*** Records shown Section Begins ***
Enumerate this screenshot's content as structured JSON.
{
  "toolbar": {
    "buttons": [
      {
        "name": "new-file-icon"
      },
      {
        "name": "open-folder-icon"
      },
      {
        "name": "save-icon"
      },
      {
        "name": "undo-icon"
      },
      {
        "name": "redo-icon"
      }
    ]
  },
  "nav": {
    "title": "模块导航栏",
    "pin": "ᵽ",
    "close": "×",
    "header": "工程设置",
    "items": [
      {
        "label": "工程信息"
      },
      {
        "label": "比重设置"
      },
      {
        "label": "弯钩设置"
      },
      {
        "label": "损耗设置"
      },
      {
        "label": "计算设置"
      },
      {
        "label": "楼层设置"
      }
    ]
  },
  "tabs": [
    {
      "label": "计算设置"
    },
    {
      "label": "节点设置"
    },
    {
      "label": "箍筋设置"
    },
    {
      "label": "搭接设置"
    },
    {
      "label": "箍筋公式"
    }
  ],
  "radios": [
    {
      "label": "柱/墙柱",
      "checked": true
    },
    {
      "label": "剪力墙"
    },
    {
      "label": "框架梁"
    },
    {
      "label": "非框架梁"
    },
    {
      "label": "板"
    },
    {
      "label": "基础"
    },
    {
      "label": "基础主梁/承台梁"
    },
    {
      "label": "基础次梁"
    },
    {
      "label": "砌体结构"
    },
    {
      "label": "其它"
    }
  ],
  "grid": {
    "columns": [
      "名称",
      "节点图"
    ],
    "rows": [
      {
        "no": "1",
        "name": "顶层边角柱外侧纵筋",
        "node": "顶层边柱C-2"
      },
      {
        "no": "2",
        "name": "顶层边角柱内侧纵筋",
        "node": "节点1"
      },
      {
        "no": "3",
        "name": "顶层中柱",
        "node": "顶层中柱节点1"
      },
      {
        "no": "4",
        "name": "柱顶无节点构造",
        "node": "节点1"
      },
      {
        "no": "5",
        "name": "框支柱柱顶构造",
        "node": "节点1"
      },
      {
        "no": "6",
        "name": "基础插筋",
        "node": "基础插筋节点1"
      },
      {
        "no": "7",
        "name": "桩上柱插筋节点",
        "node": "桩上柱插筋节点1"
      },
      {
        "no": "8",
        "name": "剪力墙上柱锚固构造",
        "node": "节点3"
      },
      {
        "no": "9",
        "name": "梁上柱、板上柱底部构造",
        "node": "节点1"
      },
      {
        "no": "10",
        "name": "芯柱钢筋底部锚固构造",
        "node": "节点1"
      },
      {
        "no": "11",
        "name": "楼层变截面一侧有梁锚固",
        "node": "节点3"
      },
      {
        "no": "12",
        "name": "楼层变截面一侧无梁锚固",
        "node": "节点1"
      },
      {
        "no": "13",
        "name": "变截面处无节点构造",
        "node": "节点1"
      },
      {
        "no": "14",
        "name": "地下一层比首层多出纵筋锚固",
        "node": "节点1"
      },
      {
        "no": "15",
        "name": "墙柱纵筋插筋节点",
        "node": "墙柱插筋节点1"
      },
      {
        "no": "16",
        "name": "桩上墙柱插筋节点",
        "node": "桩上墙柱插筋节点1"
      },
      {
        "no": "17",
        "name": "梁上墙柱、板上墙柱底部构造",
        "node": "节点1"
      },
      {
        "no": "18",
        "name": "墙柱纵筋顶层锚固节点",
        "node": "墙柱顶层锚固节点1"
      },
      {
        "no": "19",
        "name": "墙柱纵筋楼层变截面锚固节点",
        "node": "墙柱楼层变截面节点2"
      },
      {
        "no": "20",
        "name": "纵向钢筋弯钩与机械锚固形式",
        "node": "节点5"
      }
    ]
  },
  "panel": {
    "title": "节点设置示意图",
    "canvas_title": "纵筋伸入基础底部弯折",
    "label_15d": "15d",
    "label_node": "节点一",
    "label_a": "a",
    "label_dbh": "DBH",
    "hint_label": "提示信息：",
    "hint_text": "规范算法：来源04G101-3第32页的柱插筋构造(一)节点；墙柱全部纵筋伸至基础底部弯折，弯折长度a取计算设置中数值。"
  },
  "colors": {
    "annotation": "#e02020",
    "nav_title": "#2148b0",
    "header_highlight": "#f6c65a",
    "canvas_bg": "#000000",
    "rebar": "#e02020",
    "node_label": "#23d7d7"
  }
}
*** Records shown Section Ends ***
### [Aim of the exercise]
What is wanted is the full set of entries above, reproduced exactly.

### [Problem solution]
Enumerate this screenshot's content as structured JSON.
{
  "toolbar": {
    "buttons": [
      {
        "name": "new-file-icon"
      },
      {
        "name": "open-folder-icon"
      },
      {
        "name": "save-icon"
      },
      {
        "name": "undo-icon"
      },
      {
        "name": "redo-icon"
      }
    ]
  },
  "nav": {
    "title": "模块导航栏",
    "pin": "ᵽ",
    "close": "×",
    "header": "工程设置",
    "items": [
      {
        "label": "工程信息"
      },
      {
        "label": "比重设置"
      },
      {
        "label": "弯钩设置"
      },
      {
        "label": "损耗设置"
      },
      {
        "label": "计算设置"
      },
      {
        "label": "楼层设置"
      }
    ]
  },
  "tabs": [
    {
      "label": "计算设置"
    },
    {
      "label": "节点设置"
    },
    {
      "label": "箍筋设置"
    },
    {
      "label": "搭接设置"
    },
    {
      "label": "箍筋公式"
    }
  ],
  "radios": [
    {
      "label": "柱/墙柱",
      "checked": true
    },
    {
      "label": "剪力墙"
    },
    {
      "label": "框架梁"
    },
    {
      "label": "非框架梁"
    },
    {
      "label": "板"
    },
    {
      "label": "基础"
    },
    {
      "label": "基础主梁/承台梁"
    },
    {
      "label": "基础次梁"
    },
    {
      "label": "砌体结构"
    },
    {
      "label": "其它"
    }
  ],
  "grid": {
    "columns": [
      "名称",
      "节点图"
    ],
    "rows": [
      {
        "no": "1",
        "name": "顶层边角柱外侧纵筋",
        "node": "顶层边柱C-2"
      },
      {
        "no": "2",
        "name": "顶层边角柱内侧纵筋",
        "node": "节点1"
      },
      {
        "no": "3",
        "name": "顶层中柱",
        "node": "顶层中柱节点1"
      },
      {
        "no": "4",
        "name": "柱顶无节点构造",
        "node": "节点1"
      },
      {
        "no": "5",
        "name": "框支柱柱顶构造",
        "node": "节点1"
      },
      {
        "no": "6",
        "name": "基础插筋",
        "node": "基础插筋节点1"
      },
      {
        "no": "7",
        "name": "桩上柱插筋节点",
        "node": "桩上柱插筋节点1"
      },
      {
        "no": "8",
        "name": "剪力墙上柱锚固构造",
        "node": "节点3"
      },
      {
        "no": "9",
        "name": "梁上柱、板上柱底部构造",
        "node": "节点1"
      },
      {
        "no": "10",
        "name": "芯柱钢筋底部锚固构造",
        "node": "节点1"
      },
      {
        "no": "11",
        "name": "楼层变截面一侧有梁锚固",
        "node": "节点3"
      },
      {
        "no": "12",
        "name": "楼层变截面一侧无梁锚固",
        "node": "节点1"
      },
      {
        "no": "13",
        "name": "变截面处无节点构造",
        "node": "节点1"
      },
      {
        "no": "14",
        "name": "地下一层比首层多出纵筋锚固",
        "node": "节点1"
      },
      {
        "no": "15",
        "name": "墙柱纵筋插筋节点",
        "node": "墙柱插筋节点1"
      },
      {
        "no": "16",
        "name": "桩上墙柱插筋节点",
        "node": "桩上墙柱插筋节点1"
      },
      {
        "no": "17",
        "name": "梁上墙柱、板上墙柱底部构造",
        "node": "节点1"
      },
      {
        "no": "18",
        "name": "墙柱纵筋顶层锚固节点",
        "node": "墙柱顶层锚固节点1"
      },
      {
        "no": "19",
        "name": "墙柱纵筋楼层变截面锚固节点",
        "node": "墙柱楼层变截面节点2"
      },
      {
        "no": "20",
        "name": "纵向钢筋弯钩与机械锚固形式",
        "node": "节点5"
      }
    ]
  },
  "panel": {
    "title": "节点设置示意图",
    "canvas_title": "纵筋伸入基础底部弯折",
    "label_15d": "15d",
    "label_node": "节点一",
    "label_a": "a",
    "label_dbh": "DBH",
    "hint_label": "提示信息：",
    "hint_text": "规范算法：来源04G101-3第32页的柱插筋构造(一)节点；墙柱全部纵筋伸至基础底部弯折，弯折长度a取计算设置中数值。"
  },
  "colors": {
    "annotation": "#e02020",
    "nav_title": "#2148b0",
    "header_highlight": "#f6c65a",
    "canvas_bg": "#000000",
    "rebar": "#e02020",
    "node_label": "#23d7d7"
  }
}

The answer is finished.